‘Rosie – I felt Rosie. She…’ She’s standing now, scanning the room.
‘Barb, please,’ says Dad, too loudly. The priest hesitates, the room stiffens and heads lift, then Mum puts her face in her hands, sinks onto the pew and quakes. Father Duncan sighs, bites his lip, continues.
I watch Mum, and experience a sort of sympathy. But nothing deep. Nothing good, nothing bad. I feel light and airy, but not heady or happy. Is this purgatory? Or is this the forever? I think about it, but not deeply. Inside my safe circle, my cage, I know that what will be, will be.
Christ looms above me, high on the sanctuary’s wall, as I wander behind the altar. He’s just a wooden statue on a cross. The priest has opened the tabernacle and pours the wine. I stick my finger in the chalice but can’t feel liquid – only air. He consecrates the blood, then the bread – I still feel nothing. Perhaps God doesn’t talk to you in purgatory – or ever.
Father Duncan is rabbiting on about me now; when sermonising he’s the master of tact. He talks of how unwell I was, how although I headed downhill I’d been loved; how although my family had tried everything the illness had made the decision for me, that there was nothing anybody could do. Never does he utter the words suicide or anorexia. He mentions that it was all God’s will. I remember him visiting me in my bedroom once, my body grey-downed and scabby, the ache in my belly sharp, the mirror’s reflection fat, fat, fat – yet starved-skinny. He certainly wasn’t intoning like he is today. ‘Stop doing this to your family!’ he’d said. ‘You’re going to die, and it’ll be your fault. Vanity is for the damned.’
After he left my room, after I’d refused to speak to him, I heard him tell Mum, ‘You didn’t cause this – she did. She’s crazy.’ My parents still went to church every Sunday.
It occurs to me that perhaps my vanity has caused their pain, yet I feel no misery, no regret. Maybe this is actually hell – being so devoid of emotion.

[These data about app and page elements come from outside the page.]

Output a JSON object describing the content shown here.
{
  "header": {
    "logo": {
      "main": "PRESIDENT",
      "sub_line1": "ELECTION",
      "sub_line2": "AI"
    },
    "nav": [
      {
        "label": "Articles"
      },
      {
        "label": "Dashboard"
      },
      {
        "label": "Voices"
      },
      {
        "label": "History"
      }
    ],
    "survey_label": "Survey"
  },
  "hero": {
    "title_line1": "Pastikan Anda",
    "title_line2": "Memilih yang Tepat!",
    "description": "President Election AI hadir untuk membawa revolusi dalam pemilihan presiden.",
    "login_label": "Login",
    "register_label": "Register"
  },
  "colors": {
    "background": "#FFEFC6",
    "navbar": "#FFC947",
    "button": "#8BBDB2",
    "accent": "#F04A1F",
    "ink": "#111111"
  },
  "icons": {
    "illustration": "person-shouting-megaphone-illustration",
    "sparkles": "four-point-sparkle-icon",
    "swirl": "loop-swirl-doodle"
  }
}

After communion the priest is murmuring a litany when Will suddenly yells. ‘You can’t blame her! She starved herself because of…They said things, they made her do it.’ His mother pulls him down and hugs him as the vaulted ceiling echoes in whispers.
My uncle cries out, ‘Then whose fault was it, hey?’ He’s weeping angrily, snot drizzling over his lips and chin. ‘Who are you blaming?’ My aunt shushes him.
Mum rises clutching her handbag, her knees bent as if she’s about to run. Her face is a desperate crimson. I try and embrace her, but my arms won’t go around her; the circle has hardened.
Seconds, hours, days later – at the grave I hold my palm upwards but can’t feel the raindrops or the silky, singing wind. I sit on a bending branch in a willow and watch; I’m feeling light, so light now, my hair merges with its spectral leaves, my fingers as gossamer as its canopy. Though it’s difficult to concentrate I notice Will glaring at my parents, his fists clenched. He mutters, ‘A gun would’ve been a kinder way to kill her,’ but no one appears to hear him.
Overhead the clouds flitter and race across the sky, escaping northwards. I believe I’ll soon join them, but there’s no rush.